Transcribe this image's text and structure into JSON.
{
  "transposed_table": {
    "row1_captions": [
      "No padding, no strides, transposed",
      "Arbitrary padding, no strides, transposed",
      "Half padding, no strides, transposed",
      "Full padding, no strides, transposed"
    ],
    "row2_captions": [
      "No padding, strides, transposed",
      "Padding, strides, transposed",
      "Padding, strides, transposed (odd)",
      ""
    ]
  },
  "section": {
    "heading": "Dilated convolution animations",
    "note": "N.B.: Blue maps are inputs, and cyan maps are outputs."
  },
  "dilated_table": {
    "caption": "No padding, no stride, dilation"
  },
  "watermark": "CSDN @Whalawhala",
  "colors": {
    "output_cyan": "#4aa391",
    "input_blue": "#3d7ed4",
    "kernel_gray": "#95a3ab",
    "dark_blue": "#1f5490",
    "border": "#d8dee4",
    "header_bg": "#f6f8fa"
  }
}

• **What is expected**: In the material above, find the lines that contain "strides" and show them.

• **Output of the exercise**:
      "No padding, no strides, transposed",
      "Arbitrary padding, no strides, transposed",
      "Half padding, no strides, transposed",
      "Full padding, no strides, transposed"
      "No padding, strides, transposed",
      "Padding, strides, transposed",
      "Padding, strides, transposed (odd)",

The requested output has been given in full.